**Task prompt**
All lines of the material below that include the string "title" are to be copied.

**Task inputs**
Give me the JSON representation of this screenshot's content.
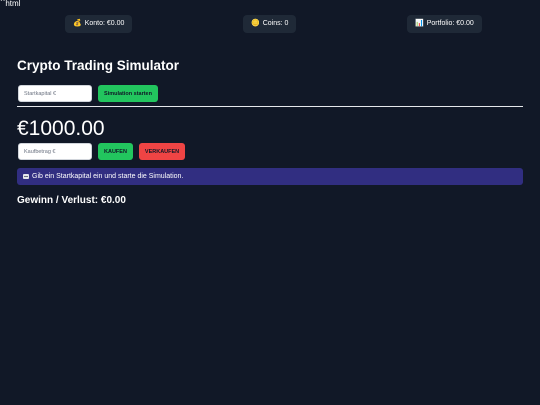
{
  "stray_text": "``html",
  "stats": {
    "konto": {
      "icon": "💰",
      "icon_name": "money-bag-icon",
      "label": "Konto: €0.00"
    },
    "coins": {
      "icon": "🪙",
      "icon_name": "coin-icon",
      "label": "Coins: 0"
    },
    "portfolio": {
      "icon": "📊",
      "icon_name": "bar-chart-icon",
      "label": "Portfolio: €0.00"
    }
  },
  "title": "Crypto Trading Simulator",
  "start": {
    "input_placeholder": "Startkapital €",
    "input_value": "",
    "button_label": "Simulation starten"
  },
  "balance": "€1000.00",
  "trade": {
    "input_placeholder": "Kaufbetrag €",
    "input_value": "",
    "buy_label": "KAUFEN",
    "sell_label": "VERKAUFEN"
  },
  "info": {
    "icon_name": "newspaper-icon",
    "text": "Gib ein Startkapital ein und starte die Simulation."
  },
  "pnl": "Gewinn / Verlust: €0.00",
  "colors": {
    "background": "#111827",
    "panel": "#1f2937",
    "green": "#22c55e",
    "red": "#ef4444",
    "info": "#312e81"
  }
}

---

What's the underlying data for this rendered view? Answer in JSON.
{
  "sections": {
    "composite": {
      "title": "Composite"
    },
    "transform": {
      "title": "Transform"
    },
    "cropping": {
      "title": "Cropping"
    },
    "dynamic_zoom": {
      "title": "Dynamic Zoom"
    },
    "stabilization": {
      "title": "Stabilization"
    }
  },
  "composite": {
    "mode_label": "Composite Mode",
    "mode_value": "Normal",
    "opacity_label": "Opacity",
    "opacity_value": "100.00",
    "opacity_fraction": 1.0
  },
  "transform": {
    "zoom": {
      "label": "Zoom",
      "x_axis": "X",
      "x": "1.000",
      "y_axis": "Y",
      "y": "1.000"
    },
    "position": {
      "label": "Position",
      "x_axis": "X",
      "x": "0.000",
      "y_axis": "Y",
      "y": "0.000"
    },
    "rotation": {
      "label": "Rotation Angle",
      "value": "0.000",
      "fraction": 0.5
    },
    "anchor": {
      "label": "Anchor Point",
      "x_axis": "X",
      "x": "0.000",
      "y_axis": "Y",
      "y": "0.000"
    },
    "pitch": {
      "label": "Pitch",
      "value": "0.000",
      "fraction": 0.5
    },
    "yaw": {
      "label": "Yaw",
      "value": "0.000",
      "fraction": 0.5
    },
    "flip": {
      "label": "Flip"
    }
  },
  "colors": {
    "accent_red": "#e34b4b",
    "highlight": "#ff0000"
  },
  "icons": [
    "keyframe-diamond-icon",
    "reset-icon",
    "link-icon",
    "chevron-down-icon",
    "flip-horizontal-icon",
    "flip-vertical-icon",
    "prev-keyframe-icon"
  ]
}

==

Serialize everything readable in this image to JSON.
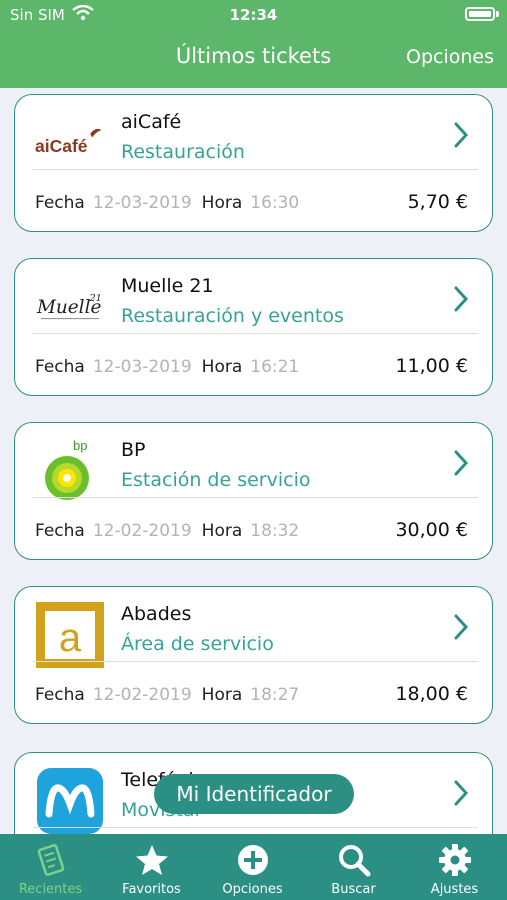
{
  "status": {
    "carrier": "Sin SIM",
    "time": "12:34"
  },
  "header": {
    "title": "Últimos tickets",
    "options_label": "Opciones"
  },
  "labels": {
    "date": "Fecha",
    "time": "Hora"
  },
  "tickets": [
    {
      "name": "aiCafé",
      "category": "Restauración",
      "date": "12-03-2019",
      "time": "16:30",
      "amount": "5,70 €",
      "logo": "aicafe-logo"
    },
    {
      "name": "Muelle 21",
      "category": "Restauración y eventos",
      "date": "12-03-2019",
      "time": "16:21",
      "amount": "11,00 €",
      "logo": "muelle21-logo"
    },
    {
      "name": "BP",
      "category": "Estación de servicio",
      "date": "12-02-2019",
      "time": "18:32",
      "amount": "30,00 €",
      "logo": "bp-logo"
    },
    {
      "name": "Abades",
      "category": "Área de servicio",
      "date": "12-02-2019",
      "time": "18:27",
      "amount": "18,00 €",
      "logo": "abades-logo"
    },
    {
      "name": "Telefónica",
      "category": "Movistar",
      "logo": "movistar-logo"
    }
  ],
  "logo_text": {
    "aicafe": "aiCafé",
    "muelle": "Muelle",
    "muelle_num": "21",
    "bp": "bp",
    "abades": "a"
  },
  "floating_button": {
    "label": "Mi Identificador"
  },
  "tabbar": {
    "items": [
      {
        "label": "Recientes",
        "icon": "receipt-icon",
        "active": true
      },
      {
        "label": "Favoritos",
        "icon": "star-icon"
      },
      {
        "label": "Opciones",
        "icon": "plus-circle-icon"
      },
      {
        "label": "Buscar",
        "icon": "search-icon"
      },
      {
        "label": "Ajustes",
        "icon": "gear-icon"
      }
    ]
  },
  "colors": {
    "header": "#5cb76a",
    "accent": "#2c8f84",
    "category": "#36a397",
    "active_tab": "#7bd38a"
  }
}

**Answer area**
  "title": "Crypto Trading Simulator",
      "title": "Composite"
      "title": "Transform"
      "title": "Cropping"
      "title": "Dynamic Zoom"
      "title": "Stabilization"
    "title": "Últimos tickets",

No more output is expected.